> [Web page and app entries]:

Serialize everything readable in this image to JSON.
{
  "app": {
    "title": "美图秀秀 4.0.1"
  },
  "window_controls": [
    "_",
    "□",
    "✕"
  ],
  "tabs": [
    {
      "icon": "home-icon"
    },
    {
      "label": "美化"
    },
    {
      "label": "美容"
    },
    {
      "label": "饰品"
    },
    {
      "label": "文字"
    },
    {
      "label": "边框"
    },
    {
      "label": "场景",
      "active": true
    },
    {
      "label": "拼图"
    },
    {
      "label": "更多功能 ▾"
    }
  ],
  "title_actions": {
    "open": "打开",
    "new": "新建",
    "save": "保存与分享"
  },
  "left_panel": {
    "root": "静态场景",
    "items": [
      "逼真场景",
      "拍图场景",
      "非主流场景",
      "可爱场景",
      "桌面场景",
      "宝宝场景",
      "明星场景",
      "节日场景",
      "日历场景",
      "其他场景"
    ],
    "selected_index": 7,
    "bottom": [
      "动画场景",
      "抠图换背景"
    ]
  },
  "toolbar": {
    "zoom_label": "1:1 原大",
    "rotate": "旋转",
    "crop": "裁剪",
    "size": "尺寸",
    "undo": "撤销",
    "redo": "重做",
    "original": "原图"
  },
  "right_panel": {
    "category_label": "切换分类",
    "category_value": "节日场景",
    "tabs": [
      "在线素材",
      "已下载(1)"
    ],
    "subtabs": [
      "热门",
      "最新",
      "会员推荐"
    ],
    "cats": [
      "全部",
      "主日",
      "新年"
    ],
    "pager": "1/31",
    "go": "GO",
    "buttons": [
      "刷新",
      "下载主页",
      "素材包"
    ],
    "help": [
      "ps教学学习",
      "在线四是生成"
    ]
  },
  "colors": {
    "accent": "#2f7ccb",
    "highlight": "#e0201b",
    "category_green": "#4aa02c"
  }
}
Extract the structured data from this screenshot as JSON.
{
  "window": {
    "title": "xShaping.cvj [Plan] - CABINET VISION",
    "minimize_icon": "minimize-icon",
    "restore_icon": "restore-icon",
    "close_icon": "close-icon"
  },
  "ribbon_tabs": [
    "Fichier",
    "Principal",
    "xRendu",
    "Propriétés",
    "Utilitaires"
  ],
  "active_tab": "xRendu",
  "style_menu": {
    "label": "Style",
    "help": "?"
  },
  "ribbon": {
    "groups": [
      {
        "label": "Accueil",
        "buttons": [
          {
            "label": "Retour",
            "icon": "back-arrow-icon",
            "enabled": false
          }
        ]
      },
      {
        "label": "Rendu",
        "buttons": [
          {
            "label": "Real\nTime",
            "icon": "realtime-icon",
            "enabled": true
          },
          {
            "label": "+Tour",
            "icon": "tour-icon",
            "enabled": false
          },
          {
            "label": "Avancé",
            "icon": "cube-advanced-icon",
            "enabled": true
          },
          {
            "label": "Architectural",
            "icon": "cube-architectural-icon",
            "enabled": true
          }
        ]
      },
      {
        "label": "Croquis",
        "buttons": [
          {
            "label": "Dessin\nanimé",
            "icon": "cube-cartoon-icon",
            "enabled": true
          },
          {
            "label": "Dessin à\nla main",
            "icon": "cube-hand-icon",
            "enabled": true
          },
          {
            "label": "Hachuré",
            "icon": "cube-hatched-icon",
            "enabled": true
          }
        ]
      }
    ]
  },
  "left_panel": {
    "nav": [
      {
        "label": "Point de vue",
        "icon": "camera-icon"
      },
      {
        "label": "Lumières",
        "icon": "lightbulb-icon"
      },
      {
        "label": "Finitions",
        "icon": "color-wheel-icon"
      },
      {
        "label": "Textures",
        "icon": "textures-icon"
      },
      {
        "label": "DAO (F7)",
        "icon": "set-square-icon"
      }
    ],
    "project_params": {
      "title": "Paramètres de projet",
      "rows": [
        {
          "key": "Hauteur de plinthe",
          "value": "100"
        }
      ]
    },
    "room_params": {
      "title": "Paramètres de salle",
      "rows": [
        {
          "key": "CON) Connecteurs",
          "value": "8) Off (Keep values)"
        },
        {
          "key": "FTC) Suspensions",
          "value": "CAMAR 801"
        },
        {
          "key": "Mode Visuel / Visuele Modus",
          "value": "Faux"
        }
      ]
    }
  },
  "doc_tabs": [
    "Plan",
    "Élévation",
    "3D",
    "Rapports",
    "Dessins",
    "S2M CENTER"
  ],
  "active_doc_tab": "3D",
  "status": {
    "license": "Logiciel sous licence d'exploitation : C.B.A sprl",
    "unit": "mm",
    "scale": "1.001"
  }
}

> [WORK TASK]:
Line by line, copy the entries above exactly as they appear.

> [RESULT]:
Serialize everything readable in this image to JSON.
{
  "app": {
    "title": "美图秀秀 4.0.1"
  },
  "window_controls": [
    "_",
    "□",
    "✕"
  ],
  "tabs": [
    {
      "icon": "home-icon"
    },
    {
      "label": "美化"
    },
    {
      "label": "美容"
    },
    {
      "label": "饰品"
    },
    {
      "label": "文字"
    },
    {
      "label": "边框"
    },
    {
      "label": "场景",
      "active": true
    },
    {
      "label": "拼图"
    },
    {
      "label": "更多功能 ▾"
    }
  ],
  "title_actions": {
    "open": "打开",
    "new": "新建",
    "save": "保存与分享"
  },
  "left_panel": {
    "root": "静态场景",
    "items": [
      "逼真场景",
      "拍图场景",
      "非主流场景",
      "可爱场景",
      "桌面场景",
      "宝宝场景",
      "明星场景",
      "节日场景",
      "日历场景",
      "其他场景"
    ],
    "selected_index": 7,
    "bottom": [
      "动画场景",
      "抠图换背景"
    ]
  },
  "toolbar": {
    "zoom_label": "1:1 原大",
    "rotate": "旋转",
    "crop": "裁剪",
    "size": "尺寸",
    "undo": "撤销",
    "redo": "重做",
    "original": "原图"
  },
  "right_panel": {
    "category_label": "切换分类",
    "category_value": "节日场景",
    "tabs": [
      "在线素材",
      "已下载(1)"
    ],
    "subtabs": [
      "热门",
      "最新",
      "会员推荐"
    ],
    "cats": [
      "全部",
      "主日",
      "新年"
    ],
    "pager": "1/31",
    "go": "GO",
    "buttons": [
      "刷新",
      "下载主页",
      "素材包"
    ],
    "help": [
      "ps教学学习",
      "在线四是生成"
    ]
  },
  "colors": {
    "accent": "#2f7ccb",
    "highlight": "#e0201b",
    "category_green": "#4aa02c"
  }
}
Extract the structured data from this screenshot as JSON.
{
  "window": {
    "title": "xShaping.cvj [Plan] - CABINET VISION",
    "minimize_icon": "minimize-icon",
    "restore_icon": "restore-icon",
    "close_icon": "close-icon"
  },
  "ribbon_tabs": [
    "Fichier",
    "Principal",
    "xRendu",
    "Propriétés",
    "Utilitaires"
  ],
  "active_tab": "xRendu",
  "style_menu": {
    "label": "Style",
    "help": "?"
  },
  "ribbon": {
    "groups": [
      {
        "label": "Accueil",
        "buttons": [
          {
            "label": "Retour",
            "icon": "back-arrow-icon",
            "enabled": false
          }
        ]
      },
      {
        "label": "Rendu",
        "buttons": [
          {
            "label": "Real\nTime",
            "icon": "realtime-icon",
            "enabled": true
          },
          {
            "label": "+Tour",
            "icon": "tour-icon",
            "enabled": false
          },
          {
            "label": "Avancé",
            "icon": "cube-advanced-icon",
            "enabled": true
          },
          {
            "label": "Architectural",
            "icon": "cube-architectural-icon",
            "enabled": true
          }
        ]
      },
      {
        "label": "Croquis",
        "buttons": [
          {
            "label": "Dessin\nanimé",
            "icon": "cube-cartoon-icon",
            "enabled": true
          },
          {
            "label": "Dessin à\nla main",
            "icon": "cube-hand-icon",
            "enabled": true
          },
          {
            "label": "Hachuré",
            "icon": "cube-hatched-icon",
            "enabled": true
          }
        ]
      }
    ]
  },
  "left_panel": {
    "nav": [
      {
        "label": "Point de vue",
        "icon": "camera-icon"
      },
      {
        "label": "Lumières",
        "icon": "lightbulb-icon"
      },
      {
        "label": "Finitions",
        "icon": "color-wheel-icon"
      },
      {
        "label": "Textures",
        "icon": "textures-icon"
      },
      {
        "label": "DAO (F7)",
        "icon": "set-square-icon"
      }
    ],
    "project_params": {
      "title": "Paramètres de projet",
      "rows": [
        {
          "key": "Hauteur de plinthe",
          "value": "100"
        }
      ]
    },
    "room_params": {
      "title": "Paramètres de salle",
      "rows": [
        {
          "key": "CON) Connecteurs",
          "value": "8) Off (Keep values)"
        },
        {
          "key": "FTC) Suspensions",
          "value": "CAMAR 801"
        },
        {
          "key": "Mode Visuel / Visuele Modus",
          "value": "Faux"
        }
      ]
    }
  },
  "doc_tabs": [
    "Plan",
    "Élévation",
    "3D",
    "Rapports",
    "Dessins",
    "S2M CENTER"
  ],
  "active_doc_tab": "3D",
  "status": {
    "license": "Logiciel sous licence d'exploitation : C.B.A sprl",
    "unit": "mm",
    "scale": "1.001"
  }
}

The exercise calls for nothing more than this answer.